Surgical scrub techs play a vital role in the success of medical procedures. Scrub techs, also called surgical technicians and surgical scrub technologists, oversee operating room hygiene and safety. To work alongside doctors and nurses as a scrub tech, you need post-high school training. Completing the necessary education opens up opportunities in a fast-growing medical field.
Surgical scrub techs make sure the operating room and patient are prepped. They count sponges, needles and medical instruments. They also use germicides and sterilizers to wash equipment, and they assemble and test lights, suction machines or diagnostic equipment. Once the operating room is ready, techs turn their attention to the patient, washing, shaving and disinfecting the operating site. They move the patient to the operating table and set up sterile surgical drapes to prevent contamination. Finally, scrub techs help doctors and nurses scrub to clean up, and help them put on gloves, masks and surgical clothing.
Scrub techs are on alert during procedures, looking for any problems that could compromise the sterile field. That means running, adjusting and monitoring sterilizers, lights and suction machines. Plus, they hand instruments or supplies such as scalpels and sponges to surgeons. It’s also the tech’s job to hold skin retractors to keep a site open, and cut sutures after the surgeon closes an incision. When the surgeon takes tissue samples such as biopsies, the tech takes the specimen and preps it for lab analysis.

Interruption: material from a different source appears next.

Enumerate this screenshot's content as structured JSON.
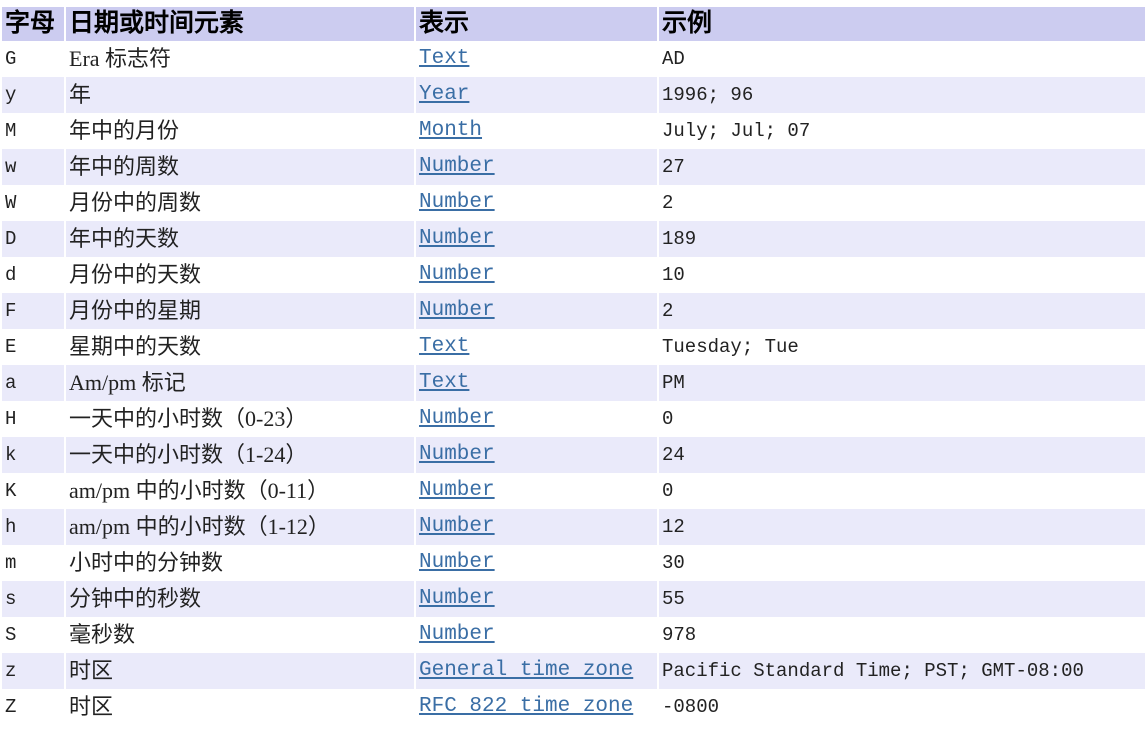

When the surgeon completes her work, the scrub tech steps in and wraps up the job. The tech prepares bandages and applies them to incision sites, and moves the patient to a recovery room. Next, she counts sponges, needles and instruments once more, to ensure every tool is accounted for. Preparing for the next procedure is important as well: The tech cleans the OR and restocks instruments and tools, placing equipment in the order stated on preference cards.
Nearly 70 percent of scrub techs worked inside hospitals as of 2010, according to the U.S. Bureau of Labor Statistics. Another 12 percent worked in doctors’ offices, while 8 percent were employed with outpatient clinics. Dentists’ offices accounted for 4 percent of scrub techs. Surgical techs who worked for hospitals had the toughest schedules, often working long shifts or staying on call overnight and on weekends or holidays. Regardless of where they work, scrubs should enjoy more job opportunities as the population ages and new technologies make more surgeries possible. The BLS projects job growth of 10 percent to 19 percent from 2010 to 2020.
Scrub techs need fine motor skills to handle delicate instruments quickly and under pressure. Hand-eye coordination is key to spotting and grabbing the right tools. Also, because they work on a team with doctors, nurses and other professionals, techs need interpersonal and communications skills. Training in a surgical technology program is required. It can take about a year to complete instruction, which includes coursework in anatomy, patient preparation, medical law and ethics. Students also must complete externships in hospitals or other surgical centers, where they get experience preparing patients and working in operating rooms under experienced techs.